TASK PROMPT: Copy, from the data below, each line that has the word "name".

"""

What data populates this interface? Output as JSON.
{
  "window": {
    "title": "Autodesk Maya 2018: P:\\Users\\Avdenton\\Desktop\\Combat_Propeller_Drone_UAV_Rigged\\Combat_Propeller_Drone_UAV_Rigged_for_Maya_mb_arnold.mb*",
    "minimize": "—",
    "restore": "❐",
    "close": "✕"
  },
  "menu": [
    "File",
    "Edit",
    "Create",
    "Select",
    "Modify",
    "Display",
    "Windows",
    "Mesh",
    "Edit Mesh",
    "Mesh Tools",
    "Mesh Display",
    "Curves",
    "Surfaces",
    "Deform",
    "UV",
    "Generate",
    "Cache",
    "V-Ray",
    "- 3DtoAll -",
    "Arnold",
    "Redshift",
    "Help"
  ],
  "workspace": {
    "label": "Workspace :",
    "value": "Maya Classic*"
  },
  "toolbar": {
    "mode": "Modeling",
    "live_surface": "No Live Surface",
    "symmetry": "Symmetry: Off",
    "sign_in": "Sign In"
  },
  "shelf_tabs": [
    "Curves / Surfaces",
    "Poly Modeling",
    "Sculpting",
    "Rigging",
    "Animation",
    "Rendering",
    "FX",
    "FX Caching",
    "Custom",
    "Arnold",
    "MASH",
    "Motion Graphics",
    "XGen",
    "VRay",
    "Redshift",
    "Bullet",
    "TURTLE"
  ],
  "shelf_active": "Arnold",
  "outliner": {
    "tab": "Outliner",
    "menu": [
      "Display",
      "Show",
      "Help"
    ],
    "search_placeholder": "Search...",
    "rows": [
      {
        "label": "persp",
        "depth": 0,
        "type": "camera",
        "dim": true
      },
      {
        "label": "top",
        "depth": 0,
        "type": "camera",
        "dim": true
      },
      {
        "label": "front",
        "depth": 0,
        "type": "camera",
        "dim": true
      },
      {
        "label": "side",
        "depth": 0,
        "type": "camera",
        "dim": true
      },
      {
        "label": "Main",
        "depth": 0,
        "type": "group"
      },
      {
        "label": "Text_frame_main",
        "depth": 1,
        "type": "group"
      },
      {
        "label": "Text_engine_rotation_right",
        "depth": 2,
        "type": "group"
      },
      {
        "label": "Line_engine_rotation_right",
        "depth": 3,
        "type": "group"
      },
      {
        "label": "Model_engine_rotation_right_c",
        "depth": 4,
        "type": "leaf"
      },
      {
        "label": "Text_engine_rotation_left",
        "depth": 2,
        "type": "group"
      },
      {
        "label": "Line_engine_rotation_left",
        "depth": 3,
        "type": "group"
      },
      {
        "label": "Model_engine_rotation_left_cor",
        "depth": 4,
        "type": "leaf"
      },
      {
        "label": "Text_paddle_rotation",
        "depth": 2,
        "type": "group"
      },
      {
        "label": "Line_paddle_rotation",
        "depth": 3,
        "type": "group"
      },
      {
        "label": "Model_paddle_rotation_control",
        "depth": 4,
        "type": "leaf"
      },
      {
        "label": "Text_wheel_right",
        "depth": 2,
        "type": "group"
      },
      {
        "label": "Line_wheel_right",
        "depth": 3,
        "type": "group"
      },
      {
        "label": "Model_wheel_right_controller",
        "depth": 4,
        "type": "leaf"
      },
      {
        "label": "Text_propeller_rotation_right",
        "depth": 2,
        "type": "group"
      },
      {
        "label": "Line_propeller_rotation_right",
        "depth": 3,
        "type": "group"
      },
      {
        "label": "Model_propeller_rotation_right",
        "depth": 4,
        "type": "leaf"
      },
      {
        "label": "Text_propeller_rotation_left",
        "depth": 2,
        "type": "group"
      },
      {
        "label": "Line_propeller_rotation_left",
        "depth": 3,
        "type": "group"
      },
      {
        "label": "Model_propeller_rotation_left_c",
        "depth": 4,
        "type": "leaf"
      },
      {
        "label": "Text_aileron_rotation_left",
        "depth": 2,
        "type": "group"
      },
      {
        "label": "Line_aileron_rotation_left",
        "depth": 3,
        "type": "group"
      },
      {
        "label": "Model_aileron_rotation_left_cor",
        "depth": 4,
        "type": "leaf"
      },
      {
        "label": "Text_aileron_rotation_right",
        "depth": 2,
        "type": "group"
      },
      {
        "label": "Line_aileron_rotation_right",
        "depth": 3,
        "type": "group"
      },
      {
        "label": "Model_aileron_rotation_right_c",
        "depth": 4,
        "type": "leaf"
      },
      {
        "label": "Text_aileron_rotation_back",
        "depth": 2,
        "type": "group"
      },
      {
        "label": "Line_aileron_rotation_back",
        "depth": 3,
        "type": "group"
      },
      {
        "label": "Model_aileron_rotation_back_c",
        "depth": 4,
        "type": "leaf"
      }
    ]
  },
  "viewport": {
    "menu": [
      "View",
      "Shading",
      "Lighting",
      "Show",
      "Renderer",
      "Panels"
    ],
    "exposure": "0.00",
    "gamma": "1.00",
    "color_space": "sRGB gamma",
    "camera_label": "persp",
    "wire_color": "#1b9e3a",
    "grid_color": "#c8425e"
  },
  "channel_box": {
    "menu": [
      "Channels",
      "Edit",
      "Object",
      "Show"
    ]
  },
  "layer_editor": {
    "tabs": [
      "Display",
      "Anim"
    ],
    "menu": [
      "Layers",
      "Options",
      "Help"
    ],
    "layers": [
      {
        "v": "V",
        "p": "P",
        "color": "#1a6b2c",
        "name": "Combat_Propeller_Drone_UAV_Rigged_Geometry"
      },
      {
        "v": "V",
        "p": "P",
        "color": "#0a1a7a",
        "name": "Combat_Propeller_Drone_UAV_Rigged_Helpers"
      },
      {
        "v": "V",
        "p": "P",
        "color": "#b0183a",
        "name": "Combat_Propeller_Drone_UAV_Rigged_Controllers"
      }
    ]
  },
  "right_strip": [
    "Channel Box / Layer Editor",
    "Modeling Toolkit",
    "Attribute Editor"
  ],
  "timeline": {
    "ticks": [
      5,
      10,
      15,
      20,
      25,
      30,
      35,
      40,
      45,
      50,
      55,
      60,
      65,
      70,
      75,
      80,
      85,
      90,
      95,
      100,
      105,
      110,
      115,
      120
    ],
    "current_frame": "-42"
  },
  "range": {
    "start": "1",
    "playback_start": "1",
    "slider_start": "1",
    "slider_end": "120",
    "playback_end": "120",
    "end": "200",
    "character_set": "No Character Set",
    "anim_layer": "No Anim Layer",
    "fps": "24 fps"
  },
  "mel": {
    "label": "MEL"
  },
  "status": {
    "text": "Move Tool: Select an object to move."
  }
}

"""

RESPONSE AREA:
        "name": "Combat_Propeller_Drone_UAV_Rigged_Geometry"
        "name": "Combat_Propeller_Drone_UAV_Rigged_Helpers"
        "name": "Combat_Propeller_Drone_UAV_Rigged_Controllers"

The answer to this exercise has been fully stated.